▶ **Task statement**
Please set down each entry exactly, omitting any picture it holds.

# # # #

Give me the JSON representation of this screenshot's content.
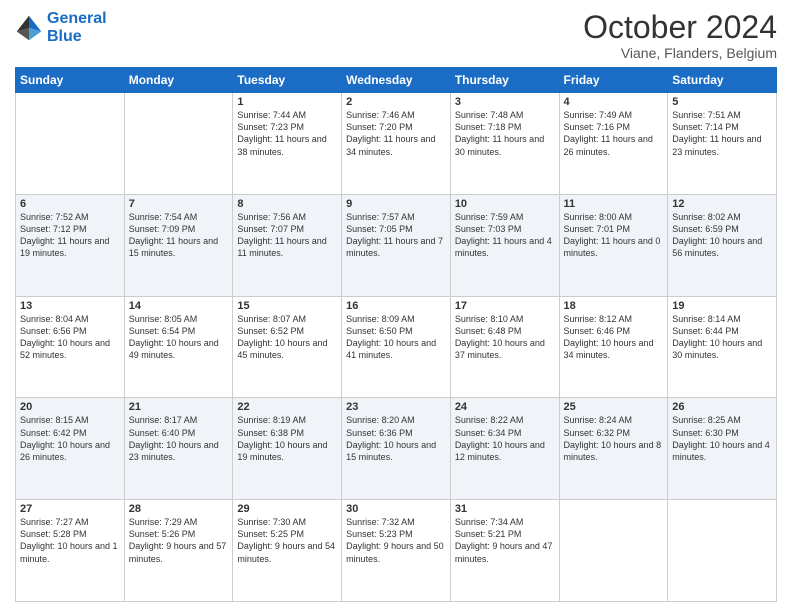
{
  "logo": {
    "line1": "General",
    "line2": "Blue"
  },
  "header": {
    "title": "October 2024",
    "subtitle": "Viane, Flanders, Belgium"
  },
  "days_of_week": [
    "Sunday",
    "Monday",
    "Tuesday",
    "Wednesday",
    "Thursday",
    "Friday",
    "Saturday"
  ],
  "weeks": [
    [
      {
        "day": "",
        "info": ""
      },
      {
        "day": "",
        "info": ""
      },
      {
        "day": "1",
        "info": "Sunrise: 7:44 AM\nSunset: 7:23 PM\nDaylight: 11 hours and 38 minutes."
      },
      {
        "day": "2",
        "info": "Sunrise: 7:46 AM\nSunset: 7:20 PM\nDaylight: 11 hours and 34 minutes."
      },
      {
        "day": "3",
        "info": "Sunrise: 7:48 AM\nSunset: 7:18 PM\nDaylight: 11 hours and 30 minutes."
      },
      {
        "day": "4",
        "info": "Sunrise: 7:49 AM\nSunset: 7:16 PM\nDaylight: 11 hours and 26 minutes."
      },
      {
        "day": "5",
        "info": "Sunrise: 7:51 AM\nSunset: 7:14 PM\nDaylight: 11 hours and 23 minutes."
      }
    ],
    [
      {
        "day": "6",
        "info": "Sunrise: 7:52 AM\nSunset: 7:12 PM\nDaylight: 11 hours and 19 minutes."
      },
      {
        "day": "7",
        "info": "Sunrise: 7:54 AM\nSunset: 7:09 PM\nDaylight: 11 hours and 15 minutes."
      },
      {
        "day": "8",
        "info": "Sunrise: 7:56 AM\nSunset: 7:07 PM\nDaylight: 11 hours and 11 minutes."
      },
      {
        "day": "9",
        "info": "Sunrise: 7:57 AM\nSunset: 7:05 PM\nDaylight: 11 hours and 7 minutes."
      },
      {
        "day": "10",
        "info": "Sunrise: 7:59 AM\nSunset: 7:03 PM\nDaylight: 11 hours and 4 minutes."
      },
      {
        "day": "11",
        "info": "Sunrise: 8:00 AM\nSunset: 7:01 PM\nDaylight: 11 hours and 0 minutes."
      },
      {
        "day": "12",
        "info": "Sunrise: 8:02 AM\nSunset: 6:59 PM\nDaylight: 10 hours and 56 minutes."
      }
    ],
    [
      {
        "day": "13",
        "info": "Sunrise: 8:04 AM\nSunset: 6:56 PM\nDaylight: 10 hours and 52 minutes."
      },
      {
        "day": "14",
        "info": "Sunrise: 8:05 AM\nSunset: 6:54 PM\nDaylight: 10 hours and 49 minutes."
      },
      {
        "day": "15",
        "info": "Sunrise: 8:07 AM\nSunset: 6:52 PM\nDaylight: 10 hours and 45 minutes."
      },
      {
        "day": "16",
        "info": "Sunrise: 8:09 AM\nSunset: 6:50 PM\nDaylight: 10 hours and 41 minutes."
      },
      {
        "day": "17",
        "info": "Sunrise: 8:10 AM\nSunset: 6:48 PM\nDaylight: 10 hours and 37 minutes."
      },
      {
        "day": "18",
        "info": "Sunrise: 8:12 AM\nSunset: 6:46 PM\nDaylight: 10 hours and 34 minutes."
      },
      {
        "day": "19",
        "info": "Sunrise: 8:14 AM\nSunset: 6:44 PM\nDaylight: 10 hours and 30 minutes."
      }
    ],
    [
      {
        "day": "20",
        "info": "Sunrise: 8:15 AM\nSunset: 6:42 PM\nDaylight: 10 hours and 26 minutes."
      },
      {
        "day": "21",
        "info": "Sunrise: 8:17 AM\nSunset: 6:40 PM\nDaylight: 10 hours and 23 minutes."
      },
      {
        "day": "22",
        "info": "Sunrise: 8:19 AM\nSunset: 6:38 PM\nDaylight: 10 hours and 19 minutes."
      },
      {
        "day": "23",
        "info": "Sunrise: 8:20 AM\nSunset: 6:36 PM\nDaylight: 10 hours and 15 minutes."
      },
      {
        "day": "24",
        "info": "Sunrise: 8:22 AM\nSunset: 6:34 PM\nDaylight: 10 hours and 12 minutes."
      },
      {
        "day": "25",
        "info": "Sunrise: 8:24 AM\nSunset: 6:32 PM\nDaylight: 10 hours and 8 minutes."
      },
      {
        "day": "26",
        "info": "Sunrise: 8:25 AM\nSunset: 6:30 PM\nDaylight: 10 hours and 4 minutes."
      }
    ],
    [
      {
        "day": "27",
        "info": "Sunrise: 7:27 AM\nSunset: 5:28 PM\nDaylight: 10 hours and 1 minute."
      },
      {
        "day": "28",
        "info": "Sunrise: 7:29 AM\nSunset: 5:26 PM\nDaylight: 9 hours and 57 minutes."
      },
      {
        "day": "29",
        "info": "Sunrise: 7:30 AM\nSunset: 5:25 PM\nDaylight: 9 hours and 54 minutes."
      },
      {
        "day": "30",
        "info": "Sunrise: 7:32 AM\nSunset: 5:23 PM\nDaylight: 9 hours and 50 minutes."
      },
      {
        "day": "31",
        "info": "Sunrise: 7:34 AM\nSunset: 5:21 PM\nDaylight: 9 hours and 47 minutes."
      },
      {
        "day": "",
        "info": ""
      },
      {
        "day": "",
        "info": ""
      }
    ]
  ]
}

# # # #

▶ **Response area**
Give me the JSON representation of this screenshot's content.
{
  "logo": {
    "line1": "General",
    "line2": "Blue"
  },
  "header": {
    "title": "October 2024",
    "subtitle": "Viane, Flanders, Belgium"
  },
  "days_of_week": [
    "Sunday",
    "Monday",
    "Tuesday",
    "Wednesday",
    "Thursday",
    "Friday",
    "Saturday"
  ],
  "weeks": [
    [
      {
        "day": "",
        "info": ""
      },
      {
        "day": "",
        "info": ""
      },
      {
        "day": "1",
        "info": "Sunrise: 7:44 AM\nSunset: 7:23 PM\nDaylight: 11 hours and 38 minutes."
      },
      {
        "day": "2",
        "info": "Sunrise: 7:46 AM\nSunset: 7:20 PM\nDaylight: 11 hours and 34 minutes."
      },
      {
        "day": "3",
        "info": "Sunrise: 7:48 AM\nSunset: 7:18 PM\nDaylight: 11 hours and 30 minutes."
      },
      {
        "day": "4",
        "info": "Sunrise: 7:49 AM\nSunset: 7:16 PM\nDaylight: 11 hours and 26 minutes."
      },
      {
        "day": "5",
        "info": "Sunrise: 7:51 AM\nSunset: 7:14 PM\nDaylight: 11 hours and 23 minutes."
      }
    ],
    [
      {
        "day": "6",
        "info": "Sunrise: 7:52 AM\nSunset: 7:12 PM\nDaylight: 11 hours and 19 minutes."
      },
      {
        "day": "7",
        "info": "Sunrise: 7:54 AM\nSunset: 7:09 PM\nDaylight: 11 hours and 15 minutes."
      },
      {
        "day": "8",
        "info": "Sunrise: 7:56 AM\nSunset: 7:07 PM\nDaylight: 11 hours and 11 minutes."
      },
      {
        "day": "9",
        "info": "Sunrise: 7:57 AM\nSunset: 7:05 PM\nDaylight: 11 hours and 7 minutes."
      },
      {
        "day": "10",
        "info": "Sunrise: 7:59 AM\nSunset: 7:03 PM\nDaylight: 11 hours and 4 minutes."
      },
      {
        "day": "11",
        "info": "Sunrise: 8:00 AM\nSunset: 7:01 PM\nDaylight: 11 hours and 0 minutes."
      },
      {
        "day": "12",
        "info": "Sunrise: 8:02 AM\nSunset: 6:59 PM\nDaylight: 10 hours and 56 minutes."
      }
    ],
    [
      {
        "day": "13",
        "info": "Sunrise: 8:04 AM\nSunset: 6:56 PM\nDaylight: 10 hours and 52 minutes."
      },
      {
        "day": "14",
        "info": "Sunrise: 8:05 AM\nSunset: 6:54 PM\nDaylight: 10 hours and 49 minutes."
      },
      {
        "day": "15",
        "info": "Sunrise: 8:07 AM\nSunset: 6:52 PM\nDaylight: 10 hours and 45 minutes."
      },
      {
        "day": "16",
        "info": "Sunrise: 8:09 AM\nSunset: 6:50 PM\nDaylight: 10 hours and 41 minutes."
      },
      {
        "day": "17",
        "info": "Sunrise: 8:10 AM\nSunset: 6:48 PM\nDaylight: 10 hours and 37 minutes."
      },
      {
        "day": "18",
        "info": "Sunrise: 8:12 AM\nSunset: 6:46 PM\nDaylight: 10 hours and 34 minutes."
      },
      {
        "day": "19",
        "info": "Sunrise: 8:14 AM\nSunset: 6:44 PM\nDaylight: 10 hours and 30 minutes."
      }
    ],
    [
      {
        "day": "20",
        "info": "Sunrise: 8:15 AM\nSunset: 6:42 PM\nDaylight: 10 hours and 26 minutes."
      },
      {
        "day": "21",
        "info": "Sunrise: 8:17 AM\nSunset: 6:40 PM\nDaylight: 10 hours and 23 minutes."
      },
      {
        "day": "22",
        "info": "Sunrise: 8:19 AM\nSunset: 6:38 PM\nDaylight: 10 hours and 19 minutes."
      },
      {
        "day": "23",
        "info": "Sunrise: 8:20 AM\nSunset: 6:36 PM\nDaylight: 10 hours and 15 minutes."
      },
      {
        "day": "24",
        "info": "Sunrise: 8:22 AM\nSunset: 6:34 PM\nDaylight: 10 hours and 12 minutes."
      },
      {
        "day": "25",
        "info": "Sunrise: 8:24 AM\nSunset: 6:32 PM\nDaylight: 10 hours and 8 minutes."
      },
      {
        "day": "26",
        "info": "Sunrise: 8:25 AM\nSunset: 6:30 PM\nDaylight: 10 hours and 4 minutes."
      }
    ],
    [
      {
        "day": "27",
        "info": "Sunrise: 7:27 AM\nSunset: 5:28 PM\nDaylight: 10 hours and 1 minute."
      },
      {
        "day": "28",
        "info": "Sunrise: 7:29 AM\nSunset: 5:26 PM\nDaylight: 9 hours and 57 minutes."
      },
      {
        "day": "29",
        "info": "Sunrise: 7:30 AM\nSunset: 5:25 PM\nDaylight: 9 hours and 54 minutes."
      },
      {
        "day": "30",
        "info": "Sunrise: 7:32 AM\nSunset: 5:23 PM\nDaylight: 9 hours and 50 minutes."
      },
      {
        "day": "31",
        "info": "Sunrise: 7:34 AM\nSunset: 5:21 PM\nDaylight: 9 hours and 47 minutes."
      },
      {
        "day": "",
        "info": ""
      },
      {
        "day": "",
        "info": ""
      }
    ]
  ]
}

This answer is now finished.